→ **GIVEN DATA**
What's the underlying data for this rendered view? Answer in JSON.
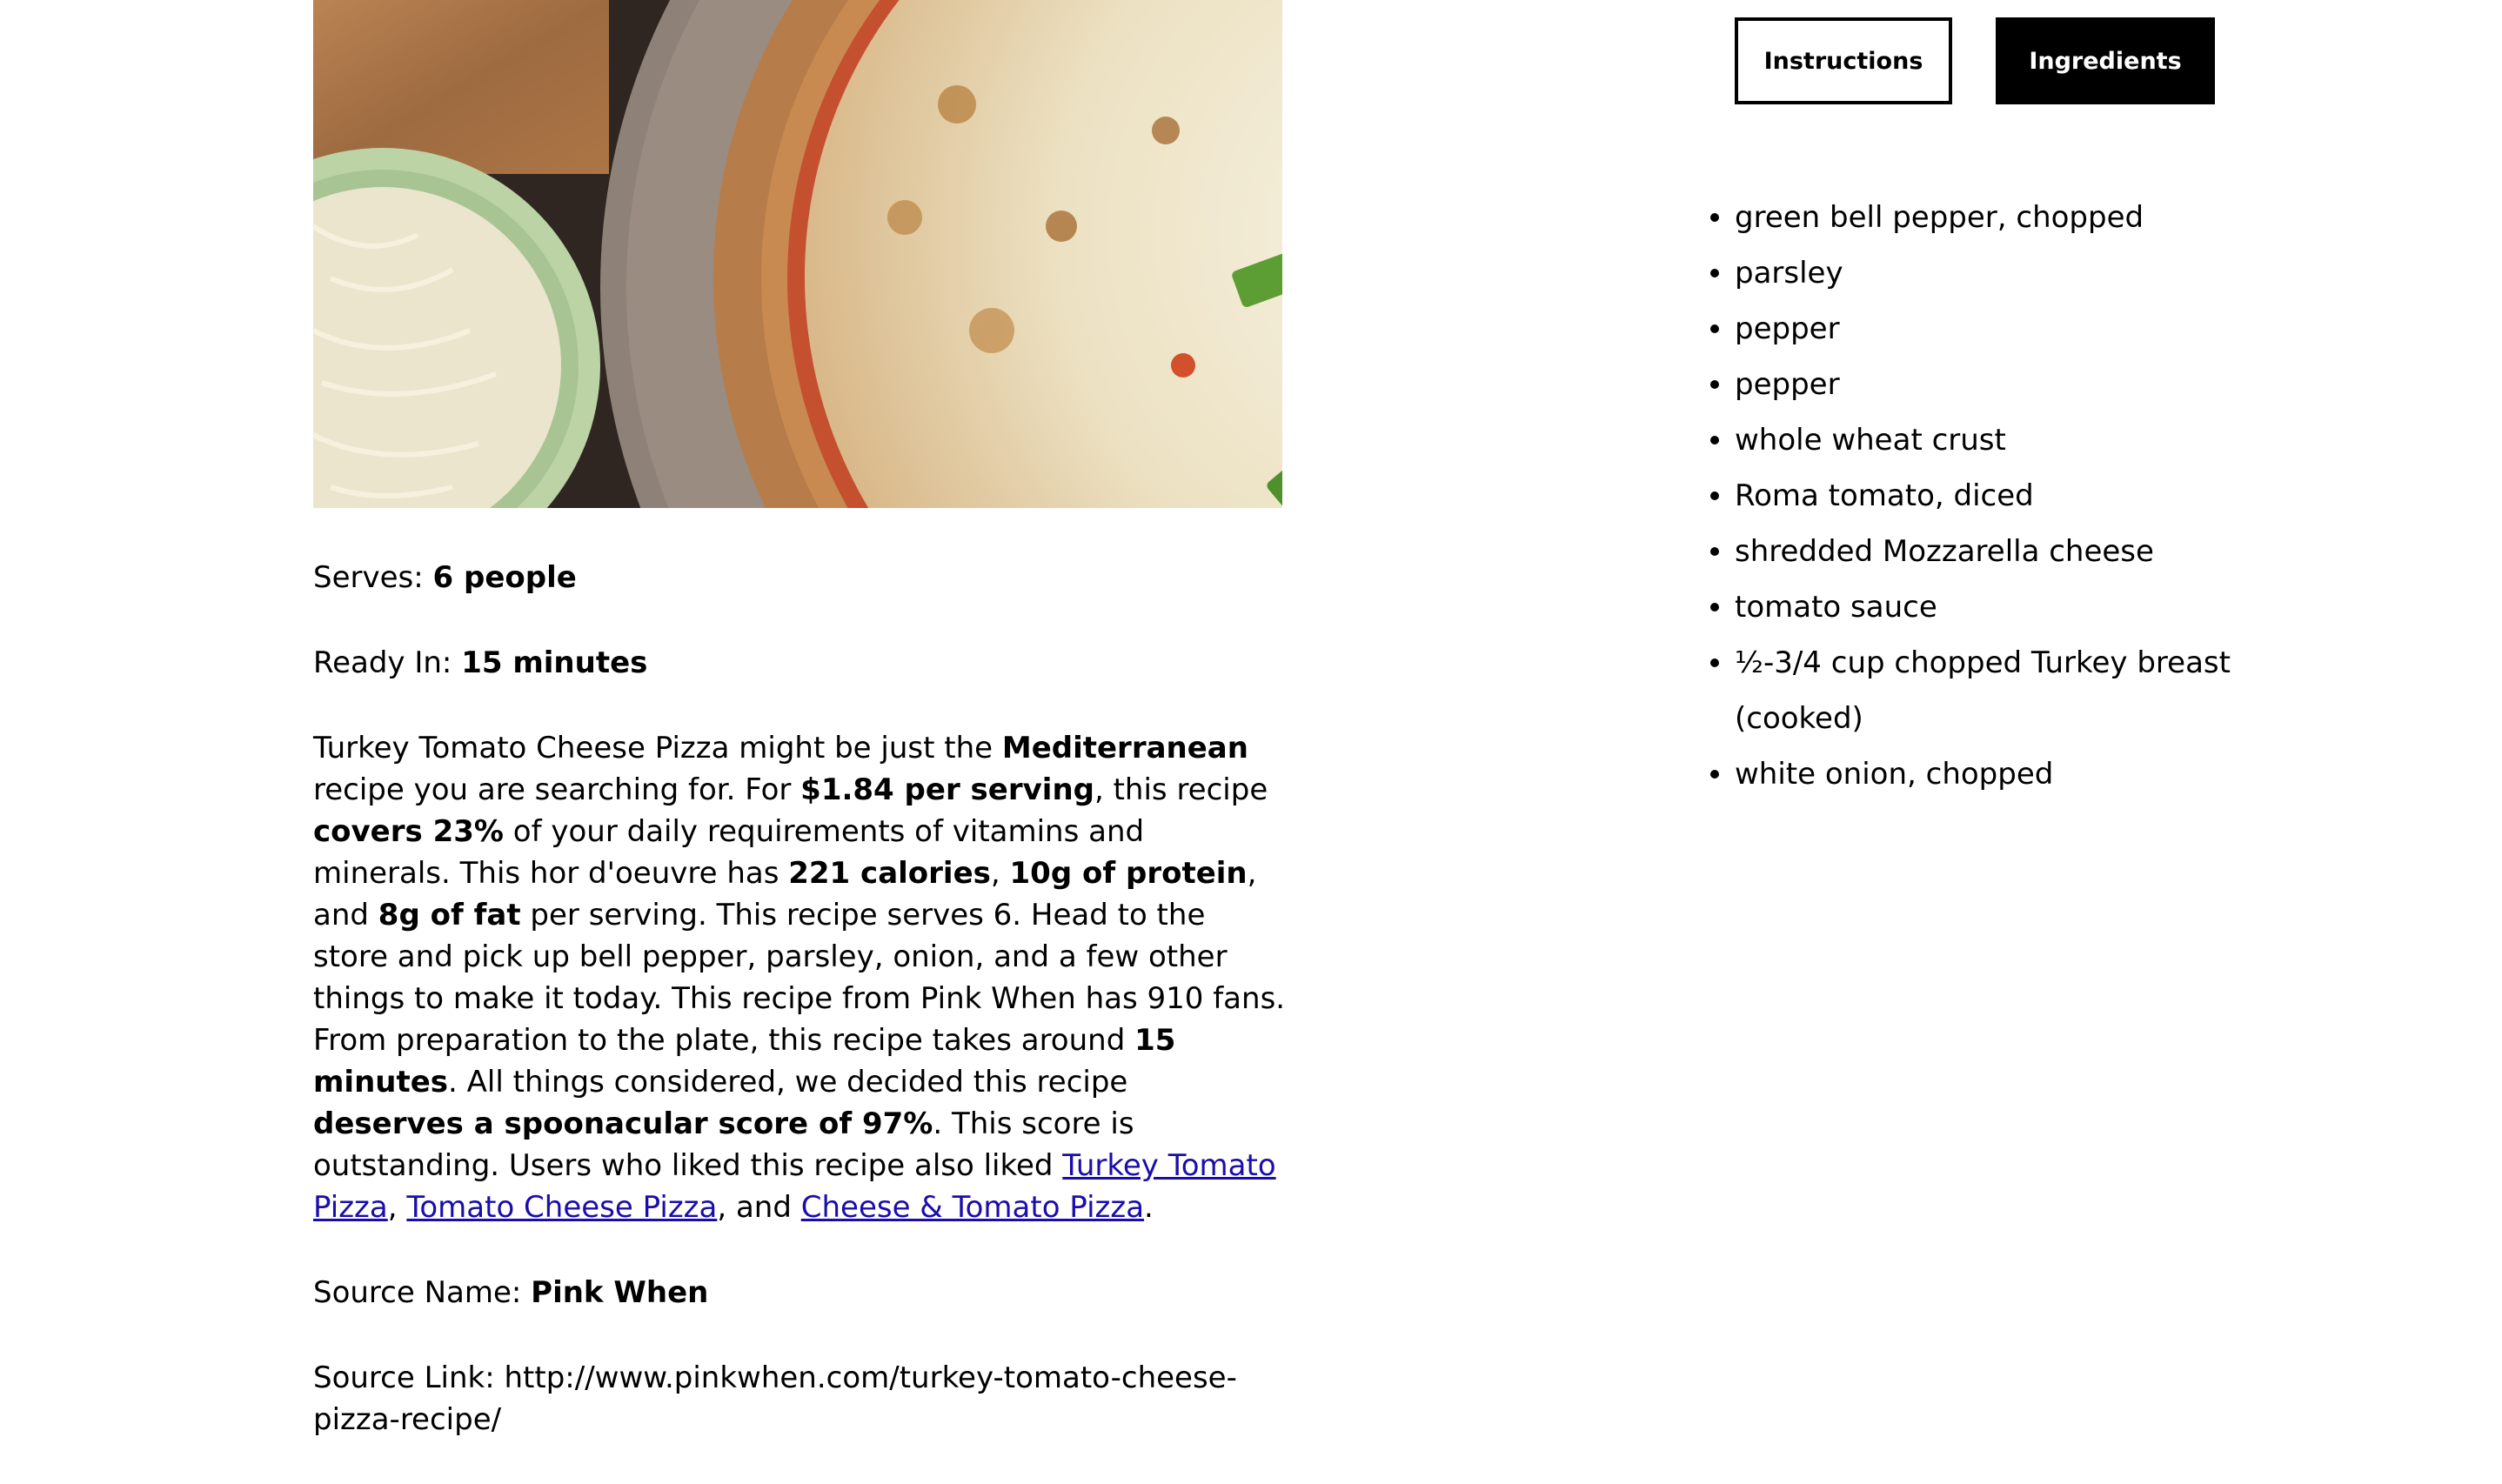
{
  "tabs": {
    "instructions": "Instructions",
    "ingredients": "Ingredients"
  },
  "recipe": {
    "image_alt": "Turkey Tomato Cheese Pizza",
    "serves_label": "Serves: ",
    "serves_value": "6 people",
    "ready_label": "Ready In: ",
    "ready_value": "15 minutes",
    "summary": {
      "t1": "Turkey Tomato Cheese Pizza might be just the ",
      "b1": "Mediterranean",
      "t2": " recipe you are searching for. For ",
      "b2": "$1.84 per serving",
      "t3": ", this recipe ",
      "b3": "covers 23%",
      "t4": " of your daily requirements of vitamins and minerals. This hor d'oeuvre has ",
      "b4": "221 calories",
      "t5": ", ",
      "b5": "10g of protein",
      "t6": ", and ",
      "b6": "8g of fat",
      "t7": " per serving. This recipe serves 6. Head to the store and pick up bell pepper, parsley, onion, and a few other things to make it today. This recipe from Pink When has 910 fans. From preparation to the plate, this recipe takes around ",
      "b7": "15 minutes",
      "t8": ". All things considered, we decided this recipe ",
      "b8": "deserves a spoonacular score of 97%",
      "t9": ". This score is outstanding. Users who liked this recipe also liked ",
      "link1": "Turkey Tomato Pizza",
      "t10": ", ",
      "link2": "Tomato Cheese Pizza",
      "t11": ", and ",
      "link3": "Cheese & Tomato Pizza",
      "t12": "."
    },
    "source_name_label": "Source Name: ",
    "source_name_value": "Pink When",
    "source_link_label": "Source Link: ",
    "source_link_value": "http://www.pinkwhen.com/turkey-tomato-cheese-pizza-recipe/"
  },
  "ingredients": [
    "green bell pepper, chopped",
    "parsley",
    "pepper",
    "pepper",
    "whole wheat crust",
    "Roma tomato, diced",
    "shredded Mozzarella cheese",
    "tomato sauce",
    "½-3/4 cup chopped Turkey breast (cooked)",
    "white onion, chopped"
  ]
}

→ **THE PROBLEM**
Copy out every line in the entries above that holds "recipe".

→ **WRITTEN ANSWER**
  "recipe": {
      "t2": " recipe you are searching for. For ",
      "t3": ", this recipe ",
      "t7": " per serving. This recipe serves 6. Head to the store and pick up bell pepper, parsley, onion, and a few other things to make it today. This recipe from Pink When has 910 fans. From preparation to the plate, this recipe takes around ",
      "t8": ". All things considered, we decided this recipe ",
      "t9": ". This score is outstanding. Users who liked this recipe also liked ",
    "source_link_value": "http://www.pinkwhen.com/turkey-tomato-cheese-pizza-recipe/"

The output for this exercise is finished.